Perched on a sandstone outcrop above the salt marshes of East Sussex, sits a truly beautiful and award-winning home. Lived in and loved by its architect creator Nick Evans, his wife Celia and their young daughter Allegra, a couple of minutes down a private road and they're on the beach. No wonder they have no plans to move...
Nick, what drew you to the spot where you built your house?
I had been looking for some time along this part of the south coast, partly to be within convenient reach from east London but also to be near family. I had looked at many places and eventually found myself driving down a steep hill with a vast sea view below and stumbled across Pett Level, our small village. Once we had found the ideal location we were able to focus more clearly and within a few months two possible places emerged. After a vigorous tussle with other interested parties, the place was ours.

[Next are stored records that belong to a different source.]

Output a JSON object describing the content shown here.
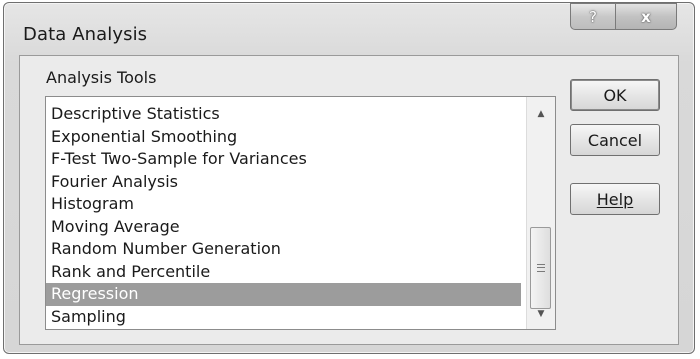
{
  "window": {
    "title": "Data Analysis",
    "help_icon": "?",
    "close_icon": "x"
  },
  "group": {
    "label": "Analysis Tools"
  },
  "list": {
    "items": [
      {
        "label": "Descriptive Statistics",
        "selected": false
      },
      {
        "label": "Exponential Smoothing",
        "selected": false
      },
      {
        "label": "F-Test Two-Sample for Variances",
        "selected": false
      },
      {
        "label": "Fourier Analysis",
        "selected": false
      },
      {
        "label": "Histogram",
        "selected": false
      },
      {
        "label": "Moving Average",
        "selected": false
      },
      {
        "label": "Random Number Generation",
        "selected": false
      },
      {
        "label": "Rank and Percentile",
        "selected": false
      },
      {
        "label": "Regression",
        "selected": true
      },
      {
        "label": "Sampling",
        "selected": false
      }
    ],
    "selected_index": 8,
    "scroll_up_icon": "▲",
    "scroll_down_icon": "▼"
  },
  "buttons": {
    "ok": "OK",
    "cancel": "Cancel",
    "help": "Help"
  },
  "colors": {
    "selection": "#9c9c9c",
    "dialog_background": "#ebebeb"
  }
}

I had obtained planning approval for this very modern house only a few months later – and the building began...
You're a successful architect, but is this the first home you have designed and built for yourself?
I have prepared many homes for me, my family and other clients but yes, this is the first completely new one for ourselves.
An architect needs some considerable time to establish his ideas, learn how to implement them and be ready to build for himself with the right level of confidence. My wait to build for myself, together with finding right location, came together with perfect timing.
I have since started work on designing two further houses, one for the artist Fiona Banner and one for the Italian economist Francesco Curto.
Please tell us about the feel you wanted to create with your palette of predominantly white with vibrant colour accents.
First of all I wanted to ensure that the outside and the inside of the house responded closely to the astonishing views and for me very simple colours with bright accents was the right approach. The bright red chimney - seen internally on some of the images – threads its way through the roof and becomes an equally bright red 'finger post' in the landscape being seen from miles around.
My starting point for the colour palette included the California houses by Pierre Koenig and the outback houses by the Australian, Glenn Murcutt. Both these designers use daylight and views with great confidence and I set them as benchmarks – I am pleased that I have emulated their work, with the house recently receiving a 2012 RIBA Award.
What's the best thing about living in your house?
The use of natural light – I have carved a range of windows both internally and in the external walls which provide an ever changing play of natural light, whatever the conditions. The inside of the house is like a kaleidoscope with the light never the same and a constant reminder of the wonderful landscape outside.
What three things would you most like people to say when describing your home?
That it is a home - rather than a house.
That it is calm.
That it is effortless.
What would you least like someone to say about the house?
I am very relaxed about the house. If people want to say something negative I am perfectly happy – at least the house has prompted a reaction. So many homes are so bland that they are hardly noteworthy.
Has the house been used as a location for anything we might have seen?
The house is only recently being occupied. We have had two reality TV shows wanting to use it but they have been turned down. Sir Paul Smith is a fan and has photographed it for an Italian magazine. We are trying to keep a low profile – it's our secret.
It's such a great space – do you ever see yourself moving and if so, where would you want to go?
No! I do not see us moving. I think we have made a perfect home...
In your opinion, no home should be without...what?
Family and friends to enjoy it.